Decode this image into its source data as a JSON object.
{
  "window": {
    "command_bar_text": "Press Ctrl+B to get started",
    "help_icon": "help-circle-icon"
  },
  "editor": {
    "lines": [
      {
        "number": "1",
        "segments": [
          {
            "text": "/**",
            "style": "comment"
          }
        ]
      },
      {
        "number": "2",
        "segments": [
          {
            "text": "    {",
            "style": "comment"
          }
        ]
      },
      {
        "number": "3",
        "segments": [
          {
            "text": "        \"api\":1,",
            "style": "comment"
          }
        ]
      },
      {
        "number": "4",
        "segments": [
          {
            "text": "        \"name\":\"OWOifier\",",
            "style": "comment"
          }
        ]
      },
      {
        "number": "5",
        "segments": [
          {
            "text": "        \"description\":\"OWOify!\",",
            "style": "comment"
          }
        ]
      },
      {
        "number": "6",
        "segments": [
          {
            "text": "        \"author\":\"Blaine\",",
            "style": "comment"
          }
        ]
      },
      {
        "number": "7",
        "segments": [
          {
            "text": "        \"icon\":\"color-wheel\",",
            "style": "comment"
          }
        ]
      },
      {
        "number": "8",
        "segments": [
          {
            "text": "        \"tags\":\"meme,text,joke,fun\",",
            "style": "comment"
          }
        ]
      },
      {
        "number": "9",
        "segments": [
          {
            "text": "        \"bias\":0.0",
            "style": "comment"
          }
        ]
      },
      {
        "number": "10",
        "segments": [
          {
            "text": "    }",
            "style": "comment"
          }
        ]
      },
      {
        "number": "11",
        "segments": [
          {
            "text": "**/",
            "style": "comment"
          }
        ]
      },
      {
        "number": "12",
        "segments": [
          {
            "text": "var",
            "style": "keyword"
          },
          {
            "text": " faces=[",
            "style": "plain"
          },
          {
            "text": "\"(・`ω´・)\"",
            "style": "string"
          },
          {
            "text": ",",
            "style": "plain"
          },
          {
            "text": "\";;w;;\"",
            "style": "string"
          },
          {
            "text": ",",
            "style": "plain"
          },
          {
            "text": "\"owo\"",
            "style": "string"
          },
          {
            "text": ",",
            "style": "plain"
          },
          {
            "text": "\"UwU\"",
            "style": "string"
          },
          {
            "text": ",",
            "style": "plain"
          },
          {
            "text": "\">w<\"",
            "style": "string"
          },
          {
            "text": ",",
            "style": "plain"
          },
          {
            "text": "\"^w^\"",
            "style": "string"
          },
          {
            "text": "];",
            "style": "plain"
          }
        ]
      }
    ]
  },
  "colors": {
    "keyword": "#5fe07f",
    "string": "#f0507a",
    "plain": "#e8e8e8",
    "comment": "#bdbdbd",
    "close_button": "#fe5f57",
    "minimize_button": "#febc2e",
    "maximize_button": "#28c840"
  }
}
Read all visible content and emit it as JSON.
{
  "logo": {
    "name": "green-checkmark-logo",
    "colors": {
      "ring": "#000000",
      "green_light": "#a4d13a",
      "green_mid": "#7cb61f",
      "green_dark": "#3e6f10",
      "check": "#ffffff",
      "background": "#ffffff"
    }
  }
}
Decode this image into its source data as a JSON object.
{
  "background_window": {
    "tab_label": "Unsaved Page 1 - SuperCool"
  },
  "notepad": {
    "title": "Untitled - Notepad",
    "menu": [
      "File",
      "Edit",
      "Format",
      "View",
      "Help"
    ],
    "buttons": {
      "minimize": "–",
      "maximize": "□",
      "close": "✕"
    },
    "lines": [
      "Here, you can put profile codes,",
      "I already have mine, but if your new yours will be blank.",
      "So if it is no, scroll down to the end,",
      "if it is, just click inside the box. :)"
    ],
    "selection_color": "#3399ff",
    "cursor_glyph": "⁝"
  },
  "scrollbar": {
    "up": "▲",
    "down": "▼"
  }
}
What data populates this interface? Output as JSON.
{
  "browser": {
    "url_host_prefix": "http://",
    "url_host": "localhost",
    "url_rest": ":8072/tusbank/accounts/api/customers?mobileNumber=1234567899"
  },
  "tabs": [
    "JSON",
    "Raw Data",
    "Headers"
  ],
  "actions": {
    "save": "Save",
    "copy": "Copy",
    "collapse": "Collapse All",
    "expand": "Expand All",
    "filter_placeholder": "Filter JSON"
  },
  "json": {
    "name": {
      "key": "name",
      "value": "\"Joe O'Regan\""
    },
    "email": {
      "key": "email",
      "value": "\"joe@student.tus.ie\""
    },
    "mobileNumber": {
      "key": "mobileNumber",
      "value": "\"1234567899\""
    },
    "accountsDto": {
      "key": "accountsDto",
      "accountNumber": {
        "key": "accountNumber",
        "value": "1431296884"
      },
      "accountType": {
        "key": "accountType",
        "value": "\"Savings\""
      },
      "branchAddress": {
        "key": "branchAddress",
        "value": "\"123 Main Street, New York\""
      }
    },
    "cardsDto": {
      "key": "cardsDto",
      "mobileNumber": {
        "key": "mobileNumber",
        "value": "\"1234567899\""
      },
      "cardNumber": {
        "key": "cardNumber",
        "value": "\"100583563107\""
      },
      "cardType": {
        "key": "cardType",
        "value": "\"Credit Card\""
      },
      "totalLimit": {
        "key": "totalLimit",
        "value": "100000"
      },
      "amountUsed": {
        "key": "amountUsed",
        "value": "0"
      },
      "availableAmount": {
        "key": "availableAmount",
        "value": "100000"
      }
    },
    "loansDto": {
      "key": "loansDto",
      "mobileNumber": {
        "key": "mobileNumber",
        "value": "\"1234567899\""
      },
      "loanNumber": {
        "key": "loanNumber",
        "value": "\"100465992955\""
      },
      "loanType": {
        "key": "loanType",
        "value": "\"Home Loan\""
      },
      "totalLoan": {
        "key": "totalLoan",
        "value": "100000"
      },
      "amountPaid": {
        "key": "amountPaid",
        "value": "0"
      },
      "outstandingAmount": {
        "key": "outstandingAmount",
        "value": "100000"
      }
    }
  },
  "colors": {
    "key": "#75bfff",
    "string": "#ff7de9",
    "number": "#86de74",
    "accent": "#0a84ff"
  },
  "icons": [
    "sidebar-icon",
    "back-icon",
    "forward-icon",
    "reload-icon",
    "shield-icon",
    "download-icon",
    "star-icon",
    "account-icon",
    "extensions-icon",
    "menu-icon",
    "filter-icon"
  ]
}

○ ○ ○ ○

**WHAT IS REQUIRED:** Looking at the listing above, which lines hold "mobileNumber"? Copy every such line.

**REPLY TO THE TASK:**
    "url_rest": ":8072/tusbank/accounts/api/customers?mobileNumber=1234567899"
    "mobileNumber": {
      "key": "mobileNumber",
      "mobileNumber": {
        "key": "mobileNumber",
      "mobileNumber": {
        "key": "mobileNumber",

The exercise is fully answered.